“This program offers an opportunity for our students to realize that in America there still is the other,” she said. “That the other is their neighbor. It counteracts feelings that prejudice and racism have been moved beyond, and … might even be a starker experience because it’s here … because this happens 10 miles away and people find ways to just ignore it. It’s somewhat harsher because you don’t go into it with your heart and mind prepared in the way you would going into the developing world.”
Senior nursing major Naomi Will, also part of the initial group of immersion students, found this to be the case. “I was drawn toward the learning of so many cultures—it’s so connected to where I want to go with nursing. But this exposed my ignorance of how I saw other people and myself. Compassion and learning about people is something nursing majors have in themselves, but this really opened my eyes to what it is to have that compassion … to really love other people no matter who they are.”
Beyond learning lessons, Becky is convinced it is equally important that the academic aspects of the Community Classroom be combined with service or ministry components to keep students from seeing City Heights as merely a laboratory.
“This place has been surveyed and studied to death, and I wanted to make sure that it wasn’t merely that,” she said. “I want students to be a part of it.”
Community Classroom’s ministry engages existing relationships PLNU has in the community, matching students with tutoring programs, a community healthcare clinic, and the regional food distribution center housed on the Mid-City church’s campus.
In those capacities, students can help. However, according to Wright, the benefit is generally as great for students as it is for the community, if not more so.
“For many students, they are participating in something that has been at the heart of the Christian experience all along,” Wright said. “It helps them see that the church at its core is more than therapeutic, recreational programs, that it’s there to make visible the mission of Jesus.”
This connection with the community is also intended to create the most glocal of experiences, one in which the Community Classroom courses are eventually filled with a balance of students from campus and members of the City Heights community learning together and from each other, something that excited the various groups with which the Modestos met in City Heights before starting the program.
“This is a way for people from the community to gain access to us so that it’s not just us taking from them,” said Kevin.
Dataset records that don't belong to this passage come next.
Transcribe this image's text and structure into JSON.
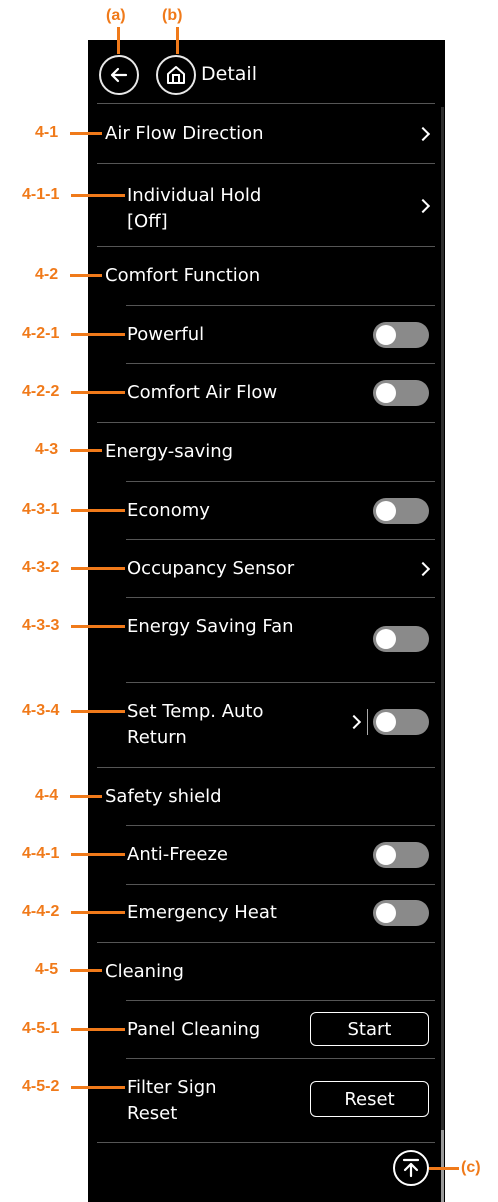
{
  "header": {
    "title": "Detail",
    "back_icon": "arrow-left-icon",
    "home_icon": "home-icon"
  },
  "rows": {
    "air_flow_direction": "Air Flow Direction",
    "individual_hold_line1": "Individual Hold",
    "individual_hold_line2": "[Off]",
    "comfort_function": "Comfort Function",
    "powerful": "Powerful",
    "comfort_air_flow": "Comfort Air Flow",
    "energy_saving": "Energy-saving",
    "economy": "Economy",
    "occupancy_sensor": "Occupancy Sensor",
    "energy_saving_fan": "Energy Saving Fan",
    "set_temp_line1": "Set Temp. Auto",
    "set_temp_line2": "Return",
    "safety_shield": "Safety shield",
    "anti_freeze": "Anti-Freeze",
    "emergency_heat": "Emergency Heat",
    "cleaning": "Cleaning",
    "panel_cleaning": "Panel Cleaning",
    "filter_sign_line1": "Filter Sign",
    "filter_sign_line2": "Reset"
  },
  "toggles": {
    "powerful": false,
    "comfort_air_flow": false,
    "economy": false,
    "energy_saving_fan": false,
    "set_temp_auto_return": false,
    "anti_freeze": false,
    "emergency_heat": false
  },
  "buttons": {
    "start": "Start",
    "reset": "Reset"
  },
  "annotations": {
    "a": "(a)",
    "b": "(b)",
    "c": "(c)",
    "n4_1": "4-1",
    "n4_1_1": "4-1-1",
    "n4_2": "4-2",
    "n4_2_1": "4-2-1",
    "n4_2_2": "4-2-2",
    "n4_3": "4-3",
    "n4_3_1": "4-3-1",
    "n4_3_2": "4-3-2",
    "n4_3_3": "4-3-3",
    "n4_3_4": "4-3-4",
    "n4_4": "4-4",
    "n4_4_1": "4-4-1",
    "n4_4_2": "4-4-2",
    "n4_5": "4-5",
    "n4_5_1": "4-5-1",
    "n4_5_2": "4-5-2"
  },
  "colors": {
    "annotation": "#f07a1a",
    "panel_bg": "#000000",
    "toggle_off": "#8a8a8a"
  },
  "scroll_top_icon": "scroll-to-top-icon"
}
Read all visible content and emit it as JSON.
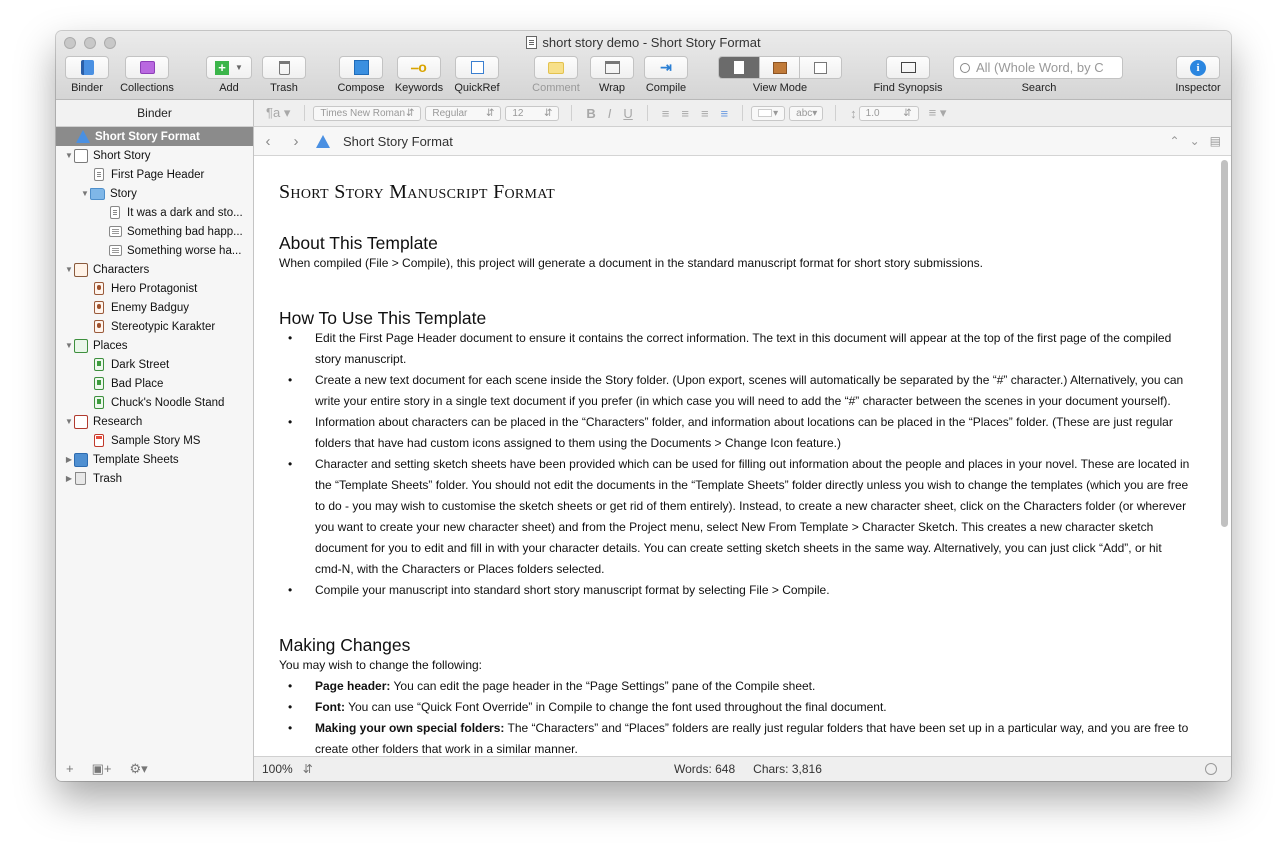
{
  "window": {
    "title": "short story demo - Short Story Format"
  },
  "toolbar": {
    "binder": "Binder",
    "collections": "Collections",
    "add": "Add",
    "trash": "Trash",
    "compose": "Compose",
    "keywords": "Keywords",
    "quickref": "QuickRef",
    "comment": "Comment",
    "wrap": "Wrap",
    "compile": "Compile",
    "view_mode": "View Mode",
    "find_synopsis": "Find Synopsis",
    "search": "Search",
    "search_placeholder": "All (Whole Word, by C",
    "inspector": "Inspector"
  },
  "format_bar": {
    "font": "Times New Roman",
    "style": "Regular",
    "size": "12",
    "line_spacing": "1.0",
    "highlight": "abc"
  },
  "binder": {
    "header": "Binder",
    "items": [
      {
        "label": "Short Story Format",
        "level": 0,
        "icon": "warning-icon",
        "selected": true
      },
      {
        "label": "Short Story",
        "level": 0,
        "icon": "manuscript-icon",
        "expanded": true
      },
      {
        "label": "First Page Header",
        "level": 1,
        "icon": "document-icon"
      },
      {
        "label": "Story",
        "level": 1,
        "icon": "folder-icon",
        "expanded": true
      },
      {
        "label": "It was a dark and sto...",
        "level": 2,
        "icon": "document-icon"
      },
      {
        "label": "Something bad happ...",
        "level": 2,
        "icon": "text-icon"
      },
      {
        "label": "Something worse ha...",
        "level": 2,
        "icon": "text-icon"
      },
      {
        "label": "Characters",
        "level": 0,
        "icon": "characters-folder-icon",
        "expanded": true
      },
      {
        "label": "Hero Protagonist",
        "level": 1,
        "icon": "character-sheet-icon"
      },
      {
        "label": "Enemy Badguy",
        "level": 1,
        "icon": "character-sheet-icon"
      },
      {
        "label": "Stereotypic Karakter",
        "level": 1,
        "icon": "character-sheet-icon"
      },
      {
        "label": "Places",
        "level": 0,
        "icon": "places-folder-icon",
        "expanded": true
      },
      {
        "label": "Dark Street",
        "level": 1,
        "icon": "place-sheet-icon"
      },
      {
        "label": "Bad Place",
        "level": 1,
        "icon": "place-sheet-icon"
      },
      {
        "label": "Chuck's Noodle Stand",
        "level": 1,
        "icon": "place-sheet-icon"
      },
      {
        "label": "Research",
        "level": 0,
        "icon": "research-folder-icon",
        "expanded": true
      },
      {
        "label": "Sample Story MS",
        "level": 1,
        "icon": "research-doc-icon"
      },
      {
        "label": "Template Sheets",
        "level": 0,
        "icon": "template-sheets-icon",
        "expanded": false
      },
      {
        "label": "Trash",
        "level": 0,
        "icon": "trash-icon",
        "expanded": false
      }
    ]
  },
  "editor": {
    "header_title": "Short Story Format",
    "doc_title": "Short Story Manuscript Format",
    "about_heading": "About This Template",
    "about_text": "When compiled (File > Compile), this project will generate a document in the standard manuscript format for short story submissions.",
    "howto_heading": "How To Use This Template",
    "howto_bullets": [
      "Edit the First Page Header document to ensure it contains the correct information. The text in this document will appear at the top of the first page of the compiled story manuscript.",
      "Create a new text document for each scene inside the Story folder. (Upon export, scenes will automatically be separated by the “#” character.) Alternatively, you can write your entire story in a single text document if you prefer (in which case you will need to add the “#” character between the scenes in your document yourself).",
      "Information about characters can be placed in the “Characters” folder, and information about locations can be placed in the “Places” folder. (These are just regular folders that have had custom icons assigned to them using the Documents > Change Icon feature.)",
      "Character and setting sketch sheets have been provided which can be used for filling out information about the people and places in your novel. These are located in the “Template Sheets” folder. You should not edit the documents in the “Template Sheets” folder directly unless you wish to change the templates (which you are free to do - you may wish to customise the sketch sheets or get rid of them entirely). Instead, to create a new character sheet, click on the Characters folder (or wherever you want to create your new character sheet) and from the Project menu, select New From Template > Character Sketch. This creates a new character sketch document for you to edit and fill in with your character details. You can create setting sketch sheets in the same way. Alternatively, you can just click “Add”, or hit cmd-N, with the Characters or Places folders selected.",
      "Compile your manuscript into standard short story manuscript format by selecting File > Compile."
    ],
    "changes_heading": "Making Changes",
    "changes_intro": "You may wish to change the following:",
    "changes_bullets": [
      {
        "term": "Page header:",
        "text": " You can edit the page header in the “Page Settings” pane of the Compile sheet."
      },
      {
        "term": "Font:",
        "text": " You can use “Quick Font Override” in Compile to change the font used throughout the final document."
      },
      {
        "term": "Making your own special folders:",
        "text": " The “Characters” and “Places” folders are really just regular folders that have been set up in a particular way, and you are free to create other folders that work in a similar manner."
      }
    ]
  },
  "status": {
    "zoom": "100%",
    "words": "Words: 648",
    "chars": "Chars: 3,816"
  }
}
Only the Start Programs like Community Classroom, and various others already in existence at PLNU, are a strong start at preparing students for the glocal world in which we live. Moving forward, PLNU and other institutions will likely consider even more ways for students to engage and learn.
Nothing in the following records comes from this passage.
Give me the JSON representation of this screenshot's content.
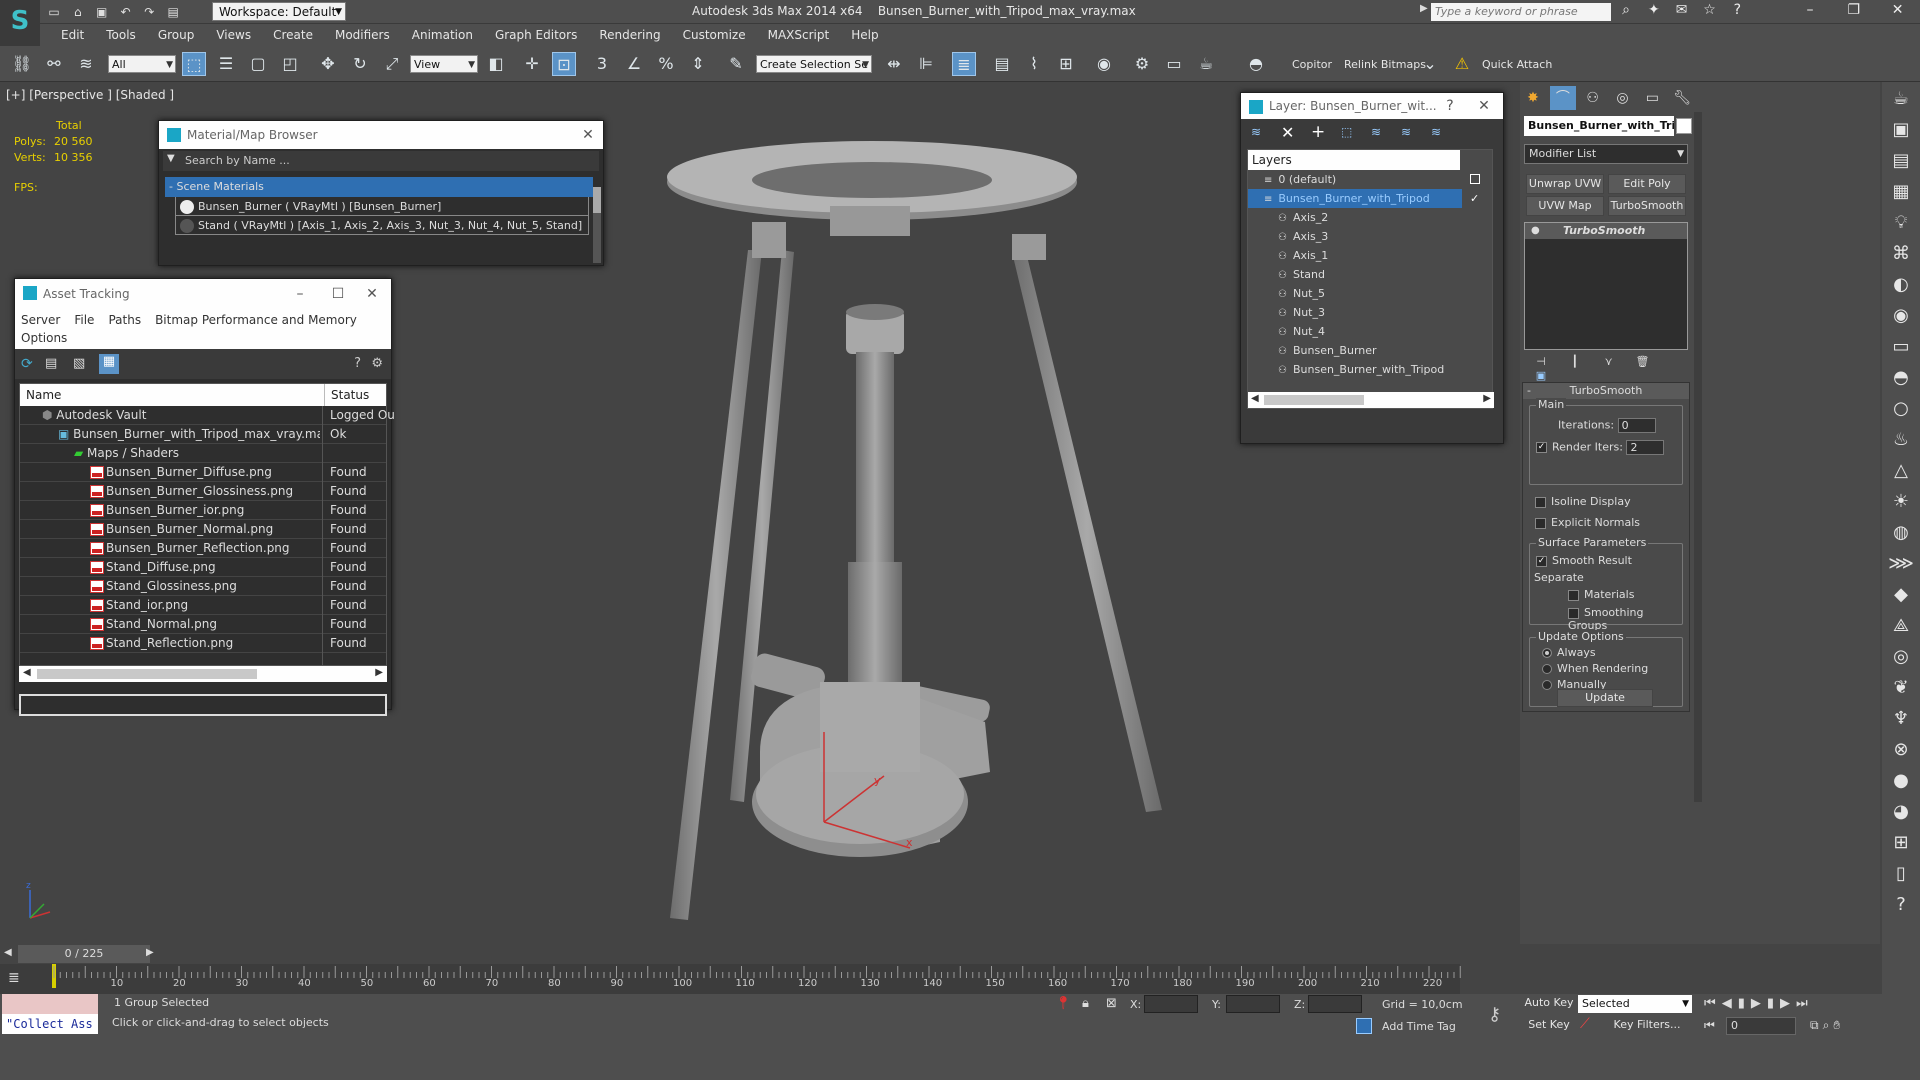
{
  "titlebar": {
    "workspace": "Workspace: Default",
    "app": "Autodesk 3ds Max  2014 x64",
    "file": "Bunsen_Burner_with_Tripod_max_vray.max",
    "search_placeholder": "Type a keyword or phrase"
  },
  "menus": [
    "Edit",
    "Tools",
    "Group",
    "Views",
    "Create",
    "Modifiers",
    "Animation",
    "Graph Editors",
    "Rendering",
    "Customize",
    "MAXScript",
    "Help"
  ],
  "toolbar": {
    "filter": "All",
    "refcoord": "View",
    "selection_set": "Create Selection Se",
    "copitor": "Copitor",
    "relink": "Relink Bitmaps",
    "quick_attach": "Quick Attach"
  },
  "viewport": {
    "label": "[+] [Perspective ] [Shaded ]",
    "total": "Total",
    "polys_label": "Polys:",
    "polys": "20 560",
    "verts_label": "Verts:",
    "verts": "10 356",
    "fps_label": "FPS:"
  },
  "material_browser": {
    "title": "Material/Map Browser",
    "search": "Search by Name ...",
    "group": "- Scene Materials",
    "items": [
      "Bunsen_Burner  ( VRayMtl )  [Bunsen_Burner]",
      "Stand  ( VRayMtl )  [Axis_1, Axis_2, Axis_3, Nut_3, Nut_4, Nut_5, Stand]"
    ]
  },
  "asset_tracking": {
    "title": "Asset Tracking",
    "menus": [
      "Server",
      "File",
      "Paths",
      "Bitmap Performance and Memory"
    ],
    "options": "Options",
    "col_name": "Name",
    "col_status": "Status",
    "rows": [
      {
        "name": "Autodesk Vault",
        "status": "Logged Ou",
        "indent": 1
      },
      {
        "name": "Bunsen_Burner_with_Tripod_max_vray.max",
        "status": "Ok",
        "indent": 2
      },
      {
        "name": "Maps / Shaders",
        "status": "",
        "indent": 3
      },
      {
        "name": "Bunsen_Burner_Diffuse.png",
        "status": "Found",
        "indent": 4
      },
      {
        "name": "Bunsen_Burner_Glossiness.png",
        "status": "Found",
        "indent": 4
      },
      {
        "name": "Bunsen_Burner_ior.png",
        "status": "Found",
        "indent": 4
      },
      {
        "name": "Bunsen_Burner_Normal.png",
        "status": "Found",
        "indent": 4
      },
      {
        "name": "Bunsen_Burner_Reflection.png",
        "status": "Found",
        "indent": 4
      },
      {
        "name": "Stand_Diffuse.png",
        "status": "Found",
        "indent": 4
      },
      {
        "name": "Stand_Glossiness.png",
        "status": "Found",
        "indent": 4
      },
      {
        "name": "Stand_ior.png",
        "status": "Found",
        "indent": 4
      },
      {
        "name": "Stand_Normal.png",
        "status": "Found",
        "indent": 4
      },
      {
        "name": "Stand_Reflection.png",
        "status": "Found",
        "indent": 4
      }
    ]
  },
  "layers": {
    "title": "Layer: Bunsen_Burner_wit...",
    "help": "?",
    "header": "Layers",
    "items": [
      {
        "name": "0 (default)",
        "level": 1
      },
      {
        "name": "Bunsen_Burner_with_Tripod",
        "level": 1,
        "selected": true
      },
      {
        "name": "Axis_2",
        "level": 2
      },
      {
        "name": "Axis_3",
        "level": 2
      },
      {
        "name": "Axis_1",
        "level": 2
      },
      {
        "name": "Stand",
        "level": 2
      },
      {
        "name": "Nut_5",
        "level": 2
      },
      {
        "name": "Nut_3",
        "level": 2
      },
      {
        "name": "Nut_4",
        "level": 2
      },
      {
        "name": "Bunsen_Burner",
        "level": 2
      },
      {
        "name": "Bunsen_Burner_with_Tripod",
        "level": 2
      }
    ]
  },
  "command_panel": {
    "object_name": "Bunsen_Burner_with_Trip",
    "modifier_list": "Modifier List",
    "buttons": [
      "Unwrap UVW",
      "Edit Poly",
      "UVW Map",
      "TurboSmooth"
    ],
    "stack_item": "TurboSmooth",
    "rollout": "TurboSmooth",
    "main": "Main",
    "iterations_label": "Iterations:",
    "iterations": "0",
    "render_iters_label": "Render Iters:",
    "render_iters": "2",
    "isoline": "Isoline Display",
    "explicit": "Explicit Normals",
    "surface": "Surface Parameters",
    "smooth_result": "Smooth Result",
    "separate": "Separate",
    "materials": "Materials",
    "smoothing_groups": "Smoothing Groups",
    "update_options": "Update Options",
    "always": "Always",
    "when_rendering": "When Rendering",
    "manually": "Manually",
    "update": "Update"
  },
  "timeline": {
    "frame": "0 / 225",
    "ticks": [
      "10",
      "20",
      "30",
      "40",
      "50",
      "60",
      "70",
      "80",
      "90",
      "100",
      "110",
      "120",
      "130",
      "140",
      "150",
      "160",
      "170",
      "180",
      "190",
      "200",
      "210",
      "220"
    ]
  },
  "status": {
    "script": "\"Collect Ass",
    "selection": "1 Group Selected",
    "prompt": "Click or click-and-drag to select objects",
    "x": "X:",
    "y": "Y:",
    "z": "Z:",
    "grid": "Grid = 10,0cm",
    "add_time_tag": "Add Time Tag",
    "auto_key": "Auto Key",
    "set_key": "Set Key",
    "selected": "Selected",
    "key_filters": "Key Filters...",
    "frame_field": "0"
  }
}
Gates, who also serves as the director of the Center for Justice and Reconciliation (CJR) at PLNU, sees opportunities for designing an academic focus on regionally central issues such as homelessness, human trafficking, and immigration—all issues the CJR and groups of students and faculty are already seeking to address and learn more about. Since Gates sees the greater San Diego-Tijuana metroplex as a singular region, he believes a glocalized approach to education makes a great deal of sense and will lead to new and exciting sets of questions to explore.
Pressing into a more glocally focused education is something members of the first Community Classroom immersion cohort feel would greatly benefit many students.
Will, Torres, and Ham all describe still being somewhat conflicted over what to take away from the experience. At times, their feelings seem to align with the same questions people ask about short-term missions.
“I’ve felt like a fraud at times,” said Will. “I chose to go live in a neighborhood where people don’t get to choose to leave. And I benefitted from it. But, I really care about people differently now. It’s just such a blessing to be able to have these debates within ourselves.”
By Michael Dean Clark
Michael Dean Clark, Ph.D., is assistant professor of writing at PLNU.